BRIEF: Scan the data below for lines holding the word "aluno", and copy each line found.

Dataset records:

┌──

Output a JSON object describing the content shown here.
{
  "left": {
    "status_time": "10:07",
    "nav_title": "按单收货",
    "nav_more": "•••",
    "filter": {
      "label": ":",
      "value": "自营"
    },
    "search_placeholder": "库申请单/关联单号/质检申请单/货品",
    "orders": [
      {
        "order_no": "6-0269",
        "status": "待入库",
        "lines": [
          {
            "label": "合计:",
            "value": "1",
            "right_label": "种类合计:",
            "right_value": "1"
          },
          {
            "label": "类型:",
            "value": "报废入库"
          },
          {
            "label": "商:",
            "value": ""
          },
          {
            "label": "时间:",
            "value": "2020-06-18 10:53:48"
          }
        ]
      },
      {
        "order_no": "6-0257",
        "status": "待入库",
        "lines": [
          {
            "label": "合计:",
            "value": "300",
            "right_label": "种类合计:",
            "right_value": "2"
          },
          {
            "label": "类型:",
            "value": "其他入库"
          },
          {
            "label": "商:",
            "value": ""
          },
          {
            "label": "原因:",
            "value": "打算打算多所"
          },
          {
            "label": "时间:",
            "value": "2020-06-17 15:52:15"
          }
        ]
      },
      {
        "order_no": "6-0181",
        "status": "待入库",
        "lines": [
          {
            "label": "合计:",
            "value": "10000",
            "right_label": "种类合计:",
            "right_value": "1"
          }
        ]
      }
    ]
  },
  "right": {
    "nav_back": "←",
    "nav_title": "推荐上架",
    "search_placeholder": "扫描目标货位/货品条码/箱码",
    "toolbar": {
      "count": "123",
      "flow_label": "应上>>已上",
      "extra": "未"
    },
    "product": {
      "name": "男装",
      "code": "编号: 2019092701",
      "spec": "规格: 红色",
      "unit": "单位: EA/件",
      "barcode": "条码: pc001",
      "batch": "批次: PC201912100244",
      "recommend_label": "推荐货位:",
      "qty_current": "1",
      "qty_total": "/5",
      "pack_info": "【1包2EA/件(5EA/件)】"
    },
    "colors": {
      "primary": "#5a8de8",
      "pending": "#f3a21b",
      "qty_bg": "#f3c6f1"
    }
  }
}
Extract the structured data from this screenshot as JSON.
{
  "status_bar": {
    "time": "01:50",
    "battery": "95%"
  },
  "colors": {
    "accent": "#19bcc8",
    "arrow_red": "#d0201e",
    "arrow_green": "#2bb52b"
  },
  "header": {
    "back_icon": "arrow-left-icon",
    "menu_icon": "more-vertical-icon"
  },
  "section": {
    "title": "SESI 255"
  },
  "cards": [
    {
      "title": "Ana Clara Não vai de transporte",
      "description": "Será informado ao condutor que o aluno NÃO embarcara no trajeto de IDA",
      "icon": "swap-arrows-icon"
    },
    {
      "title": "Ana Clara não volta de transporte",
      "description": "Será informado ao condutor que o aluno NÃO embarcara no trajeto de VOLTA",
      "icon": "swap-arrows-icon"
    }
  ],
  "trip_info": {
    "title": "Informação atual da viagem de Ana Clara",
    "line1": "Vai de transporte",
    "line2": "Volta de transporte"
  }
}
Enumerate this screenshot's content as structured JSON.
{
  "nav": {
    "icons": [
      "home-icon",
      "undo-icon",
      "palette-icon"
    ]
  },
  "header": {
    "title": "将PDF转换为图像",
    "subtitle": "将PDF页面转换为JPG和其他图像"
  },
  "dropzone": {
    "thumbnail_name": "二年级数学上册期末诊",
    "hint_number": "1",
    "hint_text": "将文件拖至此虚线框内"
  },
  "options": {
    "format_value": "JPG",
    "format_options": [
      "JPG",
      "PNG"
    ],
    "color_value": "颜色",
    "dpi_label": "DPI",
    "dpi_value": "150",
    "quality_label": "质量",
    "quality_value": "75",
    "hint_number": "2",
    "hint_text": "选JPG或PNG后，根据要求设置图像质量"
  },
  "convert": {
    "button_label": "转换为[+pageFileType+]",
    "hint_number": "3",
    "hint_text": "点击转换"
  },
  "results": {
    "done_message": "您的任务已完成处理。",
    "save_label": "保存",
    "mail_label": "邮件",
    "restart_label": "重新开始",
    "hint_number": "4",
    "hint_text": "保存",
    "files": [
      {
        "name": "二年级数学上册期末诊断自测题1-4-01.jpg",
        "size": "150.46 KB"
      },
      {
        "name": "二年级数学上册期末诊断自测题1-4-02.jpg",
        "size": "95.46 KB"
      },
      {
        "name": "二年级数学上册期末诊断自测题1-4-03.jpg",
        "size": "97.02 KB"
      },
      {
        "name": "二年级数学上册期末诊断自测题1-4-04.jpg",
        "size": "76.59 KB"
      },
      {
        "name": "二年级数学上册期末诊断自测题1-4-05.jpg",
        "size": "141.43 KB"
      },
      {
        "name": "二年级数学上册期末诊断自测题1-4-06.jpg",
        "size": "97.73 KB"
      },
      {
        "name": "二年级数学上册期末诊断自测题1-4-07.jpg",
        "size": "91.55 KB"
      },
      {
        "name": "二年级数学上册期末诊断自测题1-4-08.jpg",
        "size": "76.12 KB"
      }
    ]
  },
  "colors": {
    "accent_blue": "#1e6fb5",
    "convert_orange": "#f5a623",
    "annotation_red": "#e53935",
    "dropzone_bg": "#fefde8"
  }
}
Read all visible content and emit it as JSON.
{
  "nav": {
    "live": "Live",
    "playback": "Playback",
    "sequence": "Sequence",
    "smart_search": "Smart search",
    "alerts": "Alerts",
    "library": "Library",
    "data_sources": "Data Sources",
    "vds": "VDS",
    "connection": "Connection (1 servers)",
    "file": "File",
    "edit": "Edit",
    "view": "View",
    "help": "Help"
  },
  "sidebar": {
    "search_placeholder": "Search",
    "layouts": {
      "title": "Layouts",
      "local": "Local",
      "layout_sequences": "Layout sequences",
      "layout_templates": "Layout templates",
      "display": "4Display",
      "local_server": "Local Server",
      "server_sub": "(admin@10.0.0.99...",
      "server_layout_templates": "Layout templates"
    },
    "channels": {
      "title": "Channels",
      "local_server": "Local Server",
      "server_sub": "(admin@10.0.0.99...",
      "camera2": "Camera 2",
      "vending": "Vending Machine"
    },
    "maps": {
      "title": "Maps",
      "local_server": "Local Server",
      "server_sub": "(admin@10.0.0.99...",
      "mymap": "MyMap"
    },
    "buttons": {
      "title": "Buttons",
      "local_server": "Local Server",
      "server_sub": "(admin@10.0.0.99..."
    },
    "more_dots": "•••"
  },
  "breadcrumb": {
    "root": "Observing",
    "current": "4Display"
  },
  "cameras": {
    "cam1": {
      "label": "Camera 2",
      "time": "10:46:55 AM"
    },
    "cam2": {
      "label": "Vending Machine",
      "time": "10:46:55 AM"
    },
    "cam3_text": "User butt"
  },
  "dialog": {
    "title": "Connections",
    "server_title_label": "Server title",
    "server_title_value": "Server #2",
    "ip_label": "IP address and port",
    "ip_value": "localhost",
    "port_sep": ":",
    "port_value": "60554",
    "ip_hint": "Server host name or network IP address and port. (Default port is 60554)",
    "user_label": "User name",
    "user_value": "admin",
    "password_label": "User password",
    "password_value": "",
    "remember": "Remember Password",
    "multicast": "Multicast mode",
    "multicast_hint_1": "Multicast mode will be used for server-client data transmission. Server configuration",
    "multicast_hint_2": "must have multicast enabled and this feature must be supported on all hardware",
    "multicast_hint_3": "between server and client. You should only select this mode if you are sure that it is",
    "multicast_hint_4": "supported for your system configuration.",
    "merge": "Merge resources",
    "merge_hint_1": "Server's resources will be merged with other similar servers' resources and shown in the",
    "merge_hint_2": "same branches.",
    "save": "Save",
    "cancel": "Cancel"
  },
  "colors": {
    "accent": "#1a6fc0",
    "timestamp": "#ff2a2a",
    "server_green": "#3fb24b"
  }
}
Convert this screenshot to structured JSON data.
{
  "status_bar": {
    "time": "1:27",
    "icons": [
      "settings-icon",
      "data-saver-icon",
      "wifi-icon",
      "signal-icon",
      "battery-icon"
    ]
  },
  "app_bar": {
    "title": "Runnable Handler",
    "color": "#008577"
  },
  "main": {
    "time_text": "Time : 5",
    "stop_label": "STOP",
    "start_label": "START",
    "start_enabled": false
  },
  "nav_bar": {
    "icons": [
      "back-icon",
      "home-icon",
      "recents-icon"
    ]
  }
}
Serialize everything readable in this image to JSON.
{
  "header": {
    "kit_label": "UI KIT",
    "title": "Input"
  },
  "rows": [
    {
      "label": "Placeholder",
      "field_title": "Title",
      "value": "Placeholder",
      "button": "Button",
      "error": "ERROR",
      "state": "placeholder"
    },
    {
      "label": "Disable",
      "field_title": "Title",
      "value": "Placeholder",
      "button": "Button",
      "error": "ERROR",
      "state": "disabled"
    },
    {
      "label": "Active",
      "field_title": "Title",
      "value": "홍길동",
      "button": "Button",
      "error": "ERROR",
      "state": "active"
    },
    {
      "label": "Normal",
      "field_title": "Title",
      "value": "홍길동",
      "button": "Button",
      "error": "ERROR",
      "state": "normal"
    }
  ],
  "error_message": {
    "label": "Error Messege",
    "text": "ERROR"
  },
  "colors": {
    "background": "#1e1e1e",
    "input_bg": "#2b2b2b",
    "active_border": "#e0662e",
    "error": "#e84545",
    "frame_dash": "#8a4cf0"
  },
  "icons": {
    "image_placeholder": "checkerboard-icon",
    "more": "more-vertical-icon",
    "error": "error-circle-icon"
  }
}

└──

YOUR SOLUTION:
      "description": "Será informado ao condutor que o aluno NÃO embarcara no trajeto de IDA",
      "description": "Será informado ao condutor que o aluno NÃO embarcara no trajeto de VOLTA",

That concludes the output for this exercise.